This summer’s extreme heat and lack of rain have been hard on ranches across the state. Hay prices are increasing as ranchers are starting to stockpile feed for the possibility of a dry fall and winter. The elevated temperatures have also been difficult for LGDs, especially the longer-haired breeds. Make sure to watch for excessive panting, drooling, vomiting, and dogs that are lethargic. Excessive panting, excessive drooling, and vomiting can lead to dehydration and are signs of heat exhaustion. Dogs can get heat stroke just like humans. If their temperature is over 105 degrees Fahrenheit, you need to cool them down immediately with cool water or towels soaked in cool water. Do not use extremely icy water as it can shock their overheated body and cause other issues. It is important to provide plenty of shade, cool fresh water, and water locations for your dogs to cool off in, if possible.
AgriLife Livestock Guardian Dog Program: Events and Update
The Texas LGD Association hosted the “Using LGDs with Poultry” webinar on September 14th. Joy Combs from Providence Farm in North Carolina presented the workshop. You can watch the event on the Texas LGD Association YouTube Channel if you missed it.
We will host the AgriLife Fall LGD Field Day on October 27th at the Farmhouse Vineyards Armory in Brownfield, TX. The event will include workshops, a producer panel, vendors, and a ranch tour. Check out our Facebook page for more information. To register for the event, contact the Terry County AgriLife Extension office at 806-637-4060 or email Debbie.email@example.com.
NSIIC Grant Project
In late June, we completed the NSIIC grant comparing dogs bonded by producers vs. those bonded by AgriLife. The differences between the
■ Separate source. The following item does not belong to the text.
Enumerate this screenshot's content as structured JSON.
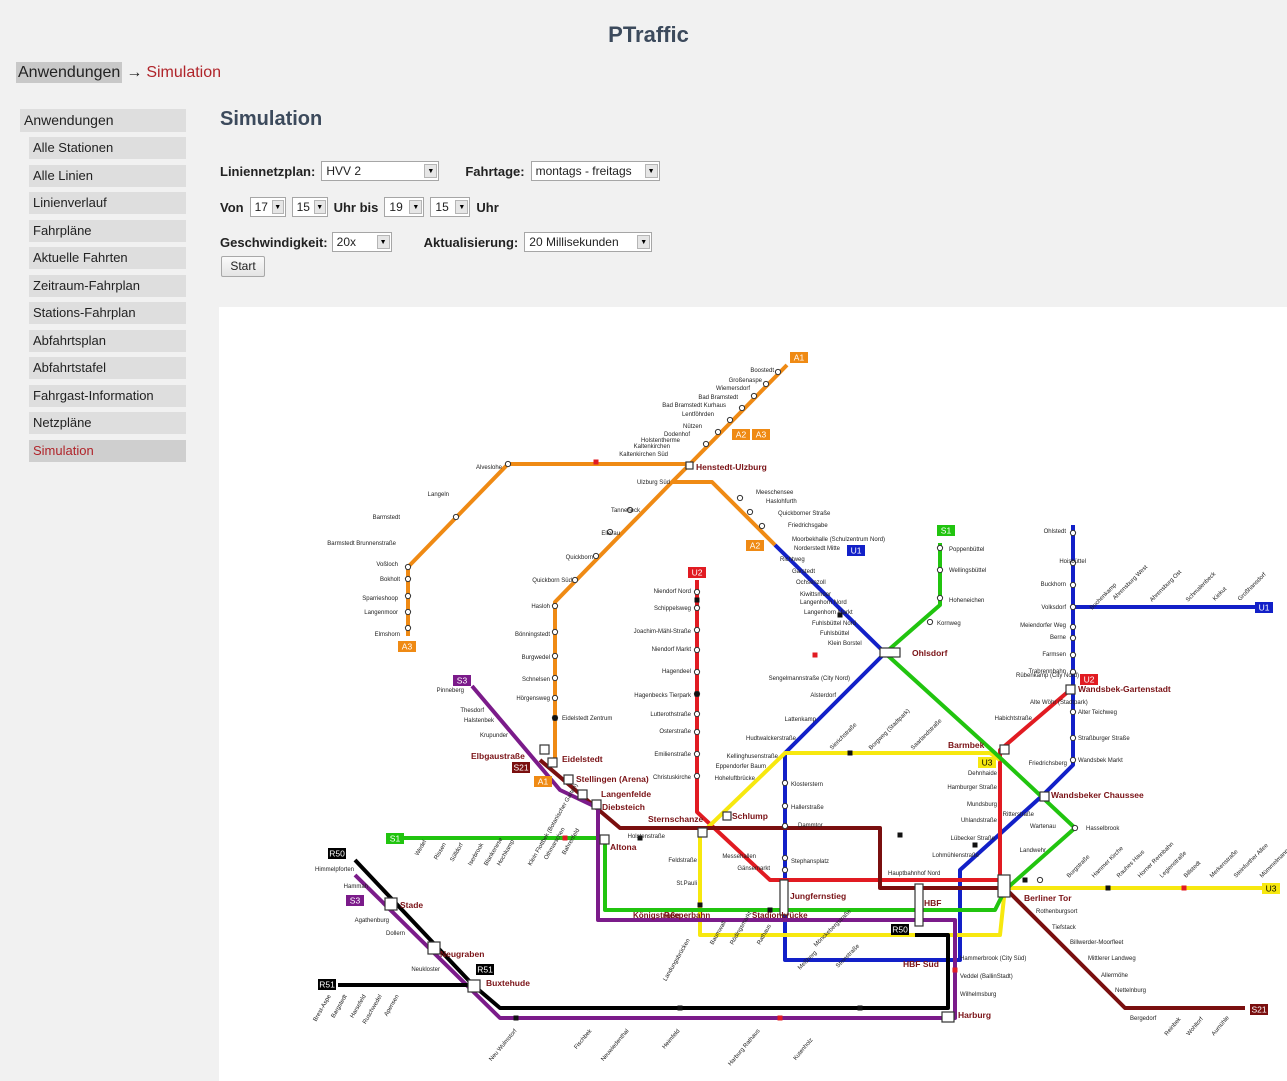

two sets of dogs were subtle, with the amount of socialization being the main difference between the two groups. As in previous rounds, dogs bonded in hot wire pens were less likely to leave their charges than those bonded without hot wire pens. Agrilife-bonded dogs were also easier to catch than producer-bonded dogs due to longer socialization during bonding. All dogs were tracked with GPS trackers over the project duration. Five different producers were selected to receive one or two LGD puppies to bond in this project. The ranchers were selected based on the size of their herds and that they had not bonded any LGDs in the past, with a preference for having not used LGDs in the past.
The five cooperating producers saw lambing percentages increase from between 40%-100%! This increase was similar to what other producers have seen after using LGDs for just a year. Once the dogs fully mature, the producers may see even higher lambing percentages. Four of the five cooperating producers plan to keep the dogs and expand LGD use on their ranches. The other producer has decided to change over to cattle even though the dogs increased their lambing percentage. In addition, three of the five producers are also planning on keeping the GPS tracker service to monitor the locations of their dogs.
Sadly, just after the project ended, the producer that bonded and owned Cindy lost her to a snare set by a neighbor. Her GPS tracker notified him that she was on the fence line, but he could not reach her in time. Tethering is an important training procedure that we practice with all the puppies in the bonding project. It may have saved Cindy’s life if she had received the training.
For more information on each of the ranches in the project, go to our website to download the case studies. We plan to submit another NSIIC grant application this fall to train LGD puppies for aerial threats using drones. We are finalizing the application later this month. Check our Facebook page for more information on this project and other projects we are conducting using LGDs.
Bonding Project Update
Round Five Dogs
The pups are all doing well in their pastures with the bonding livestock, even in the extreme heat we have been experiencing. The Top Gun pups were bonded in pens with hot wire, while the Old-Fashioned Gals were bonded without hot wire. We are reinforcing the hot wire training in the bonding pens with an invisible fence system from the Invisible Fence Brand company now that the pups are in small pastures. We have used the system in other pastures to retrain roaming dogs like Doc and Thelma from Round 3 of the project. Hopefully, using this system on the Top Gun pups will further decrease the likelihood that they will leave a pasture as an adult dog.
If you are interested in being a cooperating producer for this round of pups or a future round, please contact me at firstname.lastname@example.org. The pups will be ready to go to work on ranches in late October or early November. To qualify for the bonding project, producers must have at least 250 head of sheep and/or goats, be within the sheep and goat checkoff area, preferably be within a 3-hour driving radius of San Angelo, pay for the care and maintenance of the dogs during the project time, be able to purchase successful dogs, regularly meet with AgriLife personnel for project visits and attend field days.
If you enjoyed this monthly LGD blog, please don’t forget to subscribe to it with this link: The Guardian Way | Texas A&M AgriLife Research and Extension Center at San Angelo.
To provide feedback on this article or request topics for future articles, please contact me at email@example.com or 325-657-7311.
The Texas A&M AgriLife Livestock Guardian Dog Program is a cooperative effort by Texas A&M AgriLife Research and the Texas Sheep and Goat Predator Management Board. Make sure to follow us on our social media sites and share them with your friends and family!